Additional pictures I took during the May tour.
The Projection Room
If you have information on Willard please feel free to share it in the comments section.
I was raised in a rural part of New York State where agriculture has been a primary source of income for many people, for many years. Aside from having a small garden, a few berry bushes, raising small flocks of free range chickens and ducks for their eggs, and maple sugaring in the spring, my personal hands-on experience in agriculture has been minimal.
My first experience in agriculture came at an early age when a friend of mine, whose parents owned a potato farm, offered me a job picking potatoes one weekend. Eager to make money, I spent my entire day on my hands and knees, in the dirt, pulling potatoes out of acres of cultivated rows. Needless to say, it was then, that I realized my fortunes wouldn’t be made working as farm laborer. My experience picking grapes was slightly more enjoyable than potato picking, but not a lot. The downside to grape picking, spending entire days out in cold, rainy weather, and having to contend with bees on the nice weather days.
I probably didn’t know it then, but those experiences helped shape my views on the agriculture today. I’ve come to realize that without our local farms, and workers willing to put in the long hours and endure the unpleasant elements nature hands out, each our lives would be significantly different.
This past weekend I decided to pay homage to New York State agriculture. I was fortunate enough to attend the first annual Finger Lakes Cork & Fork event held in the Seneca County. The concept of the Cork & Fork, to create a farm to feast event to promote fresh, locally grown, raised, or farm made products and wine. The products then make their way into the hands of some of the area’s best know chefs. The chefs job; to prepare a epicurean adventure. And that, they did.
The friday night Partners & Pairings event featured a variety of tapas. And of course, they were paired with some of the best wines from the Finger Lakes, and the excellent jazz tunes from the Johnny Russo Trio.
Chef Deb Whiting of Red Newt Bistro offered a taste of her Apple Sausage Meatballs in a Creamy Apple Cider Sauce.
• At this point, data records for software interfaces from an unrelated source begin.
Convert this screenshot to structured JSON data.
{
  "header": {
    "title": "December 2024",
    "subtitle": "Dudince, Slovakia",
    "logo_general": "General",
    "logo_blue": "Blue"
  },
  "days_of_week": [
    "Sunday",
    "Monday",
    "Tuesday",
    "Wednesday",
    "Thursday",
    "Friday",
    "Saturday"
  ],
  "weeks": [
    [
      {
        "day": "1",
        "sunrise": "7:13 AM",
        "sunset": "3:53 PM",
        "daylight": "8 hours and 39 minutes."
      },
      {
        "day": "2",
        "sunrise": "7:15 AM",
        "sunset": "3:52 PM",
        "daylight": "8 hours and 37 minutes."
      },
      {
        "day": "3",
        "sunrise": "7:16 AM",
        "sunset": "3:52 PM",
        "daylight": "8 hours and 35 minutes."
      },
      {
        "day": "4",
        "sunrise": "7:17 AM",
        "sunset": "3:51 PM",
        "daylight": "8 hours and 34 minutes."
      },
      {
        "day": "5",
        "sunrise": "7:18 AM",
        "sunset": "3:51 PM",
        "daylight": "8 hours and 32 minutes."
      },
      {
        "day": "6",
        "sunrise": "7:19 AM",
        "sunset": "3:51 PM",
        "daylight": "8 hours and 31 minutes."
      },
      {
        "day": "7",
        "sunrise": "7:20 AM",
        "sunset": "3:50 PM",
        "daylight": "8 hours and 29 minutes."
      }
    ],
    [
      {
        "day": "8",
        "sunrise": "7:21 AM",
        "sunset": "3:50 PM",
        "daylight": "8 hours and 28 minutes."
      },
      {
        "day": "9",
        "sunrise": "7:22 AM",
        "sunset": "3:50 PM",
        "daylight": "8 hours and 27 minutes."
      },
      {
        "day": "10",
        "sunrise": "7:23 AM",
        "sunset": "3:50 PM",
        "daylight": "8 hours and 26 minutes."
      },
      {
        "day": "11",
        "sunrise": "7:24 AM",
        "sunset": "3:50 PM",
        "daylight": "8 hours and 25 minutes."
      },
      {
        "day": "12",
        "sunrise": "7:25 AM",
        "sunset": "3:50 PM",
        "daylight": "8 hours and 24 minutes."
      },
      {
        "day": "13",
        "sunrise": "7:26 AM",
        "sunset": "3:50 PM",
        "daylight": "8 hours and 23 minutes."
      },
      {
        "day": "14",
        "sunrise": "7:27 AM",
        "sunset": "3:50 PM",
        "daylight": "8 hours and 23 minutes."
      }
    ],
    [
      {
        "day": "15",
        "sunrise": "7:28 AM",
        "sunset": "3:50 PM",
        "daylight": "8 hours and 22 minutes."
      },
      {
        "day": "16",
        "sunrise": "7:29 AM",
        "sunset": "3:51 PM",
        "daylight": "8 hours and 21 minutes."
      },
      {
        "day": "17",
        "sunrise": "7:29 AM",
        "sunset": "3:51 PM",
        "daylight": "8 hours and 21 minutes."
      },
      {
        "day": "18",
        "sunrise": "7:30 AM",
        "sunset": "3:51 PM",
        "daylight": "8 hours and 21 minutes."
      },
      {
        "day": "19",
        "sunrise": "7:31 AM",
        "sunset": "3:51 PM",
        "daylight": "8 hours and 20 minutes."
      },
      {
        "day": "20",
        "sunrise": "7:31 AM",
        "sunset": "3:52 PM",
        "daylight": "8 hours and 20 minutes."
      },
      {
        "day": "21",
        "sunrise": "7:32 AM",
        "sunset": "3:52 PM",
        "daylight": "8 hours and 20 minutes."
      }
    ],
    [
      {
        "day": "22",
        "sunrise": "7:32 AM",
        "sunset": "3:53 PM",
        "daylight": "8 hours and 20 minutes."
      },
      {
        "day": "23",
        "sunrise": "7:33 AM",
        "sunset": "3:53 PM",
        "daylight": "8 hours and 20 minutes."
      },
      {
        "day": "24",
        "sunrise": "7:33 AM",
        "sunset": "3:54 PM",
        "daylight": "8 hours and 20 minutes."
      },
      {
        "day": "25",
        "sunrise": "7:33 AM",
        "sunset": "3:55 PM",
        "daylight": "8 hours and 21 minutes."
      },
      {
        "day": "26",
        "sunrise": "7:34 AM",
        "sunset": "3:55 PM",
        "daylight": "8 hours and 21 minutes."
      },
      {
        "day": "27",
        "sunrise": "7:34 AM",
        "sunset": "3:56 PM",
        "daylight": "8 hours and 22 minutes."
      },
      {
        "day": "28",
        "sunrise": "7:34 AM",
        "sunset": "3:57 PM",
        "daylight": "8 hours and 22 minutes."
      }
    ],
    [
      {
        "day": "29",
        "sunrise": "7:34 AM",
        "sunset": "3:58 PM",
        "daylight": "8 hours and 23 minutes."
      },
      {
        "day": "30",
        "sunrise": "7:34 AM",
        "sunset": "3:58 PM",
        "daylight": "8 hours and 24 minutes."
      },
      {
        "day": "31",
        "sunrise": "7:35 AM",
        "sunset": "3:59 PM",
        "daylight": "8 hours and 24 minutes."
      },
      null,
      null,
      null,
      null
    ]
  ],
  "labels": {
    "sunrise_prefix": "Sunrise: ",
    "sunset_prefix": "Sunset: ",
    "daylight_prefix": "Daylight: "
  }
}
The meatballs were made with pork sausage from Autumn’s Harvest Farm , and cider from Red Jacket Orchards . The meatballs were paired with a 2007 reserve Riesling from Red Newt Cellars. If these didn’t bring your taste buds alive, I’m not sure what would.
Chef William Cornelius offered a dish prepared just special for this event. He named it Cheriyaki Chicken. The chicken came from Perrine Farms of Lyons, NY, and the sauce, a creation by Chef Cornelius, made for Brick Village Gourmet. This dish was calling me back for seconds. It was paired with Barn Raisin’ Red from Americana Vineyards, one of my favorite local red wines.
Don’t worry, there were plenty more excellent dishes and wines to be sampled, and they made for a room full of very happy tasters. And dessert? Lucienne’s Chocolate offered a Port Infused Finger Lakes Black Currant Biscotti with Dark Chocolate & Sea Salt. Out of this world… It was paired with Finger Lakes Ruby Port from Knapp Winery. Life’s So Sweet Chocolates offered Chocolate Chili Truffles paired with Gewürztraminer Ice Wine from Standing Stone Vineyards. Not only did I eat my truffle, I ate my hubbies too. Don’t tell anyone… And lastly, Cayuga Lake Creamery offered their Homemade Black Raspberry, and Vanilla ice cream, drizzled with Moonglorius from Eleven Lakes Winery. A perfect ending to a great evening of tastings and pairing.
The second day of the event included cooking demonstrations offered by some of the same local chefs who prepared the dishes the evening before. There was also more local food and wine to be sampled, and purchased. It was nice to be able to chat with owners of the businesses, or their representatives. I asked quite a few questions, and learned a lot.
This was a great event. A foodie, and wine lovers paradise. It gave recognition to those who work hard in the food and wine industry everyday, and I have to say, it left me with an even stronger appreciation for my life in the Finger Lakes. If you didn’t attend this years Cork & Fork, you will want to catch next years, it can only get better.